Skip to Main Content
Molecular dynamics simulation based on discrete event simulation (DMD) is emerging as an alternative to time-step driven molecular dynamics (MD). Although DMD improves performance by several orders of magnitude, it is still compute bound. In previous work, we found that FPGAs are extremely well suited to accelerating DMD, with speed-ups of 200Ã to 400Ã being achieved. Large models, however, are problematic because they require that most predicted events be stored in off-chip memory, rather than on the FPGA. Here we present a solution that allows the priority queue to be extended seamlessly into off-chip memory, resulting in a throughput equal to the hardware-only priority queue, or about 30Ã faster than the best software-only algorithm. The solution is based on the observation that--when an event is predicted to occur far in the future--not only can its processing be imprecise, but the time when the processing itself occurs can also be substantially delayed. This allows numerous optimizations and restructurings.
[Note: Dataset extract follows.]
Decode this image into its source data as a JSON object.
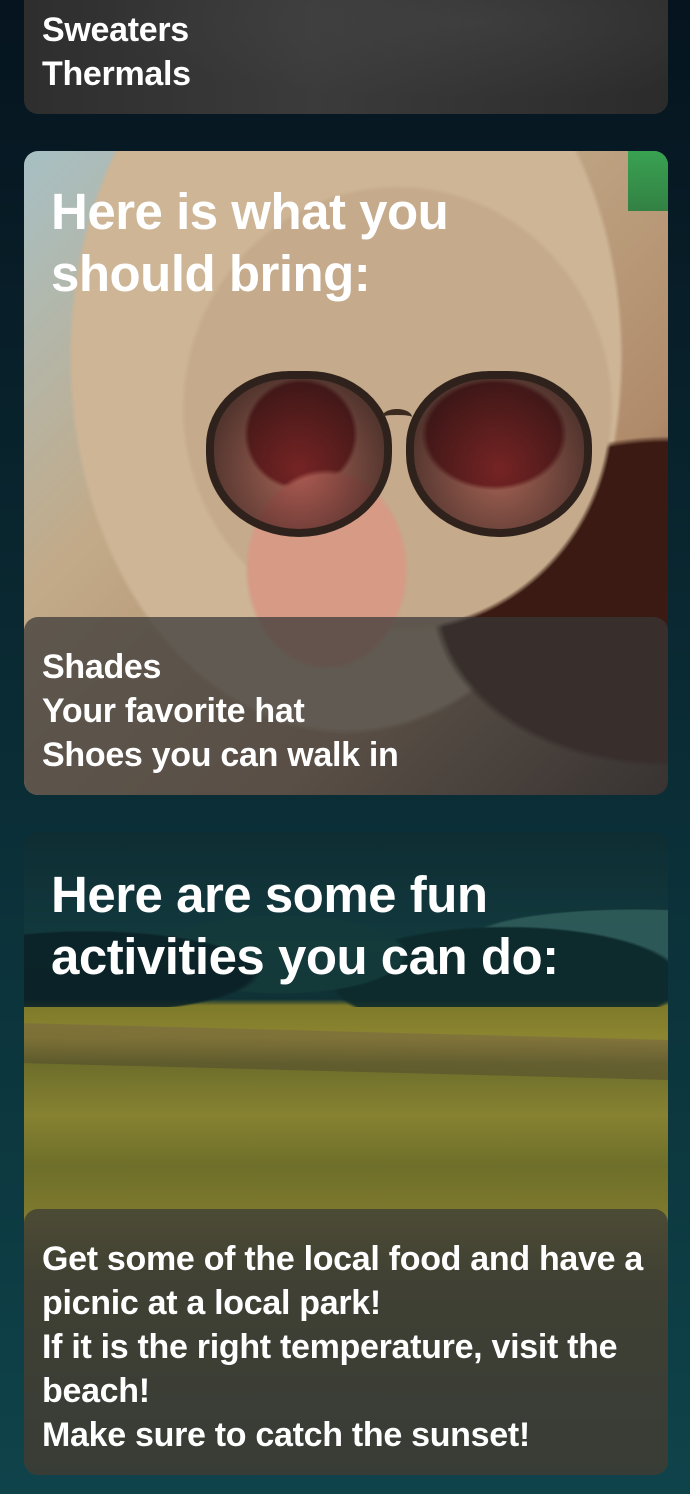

We demonstrate the resulting design on standard hardware and present the experimental results used to tune the data structures.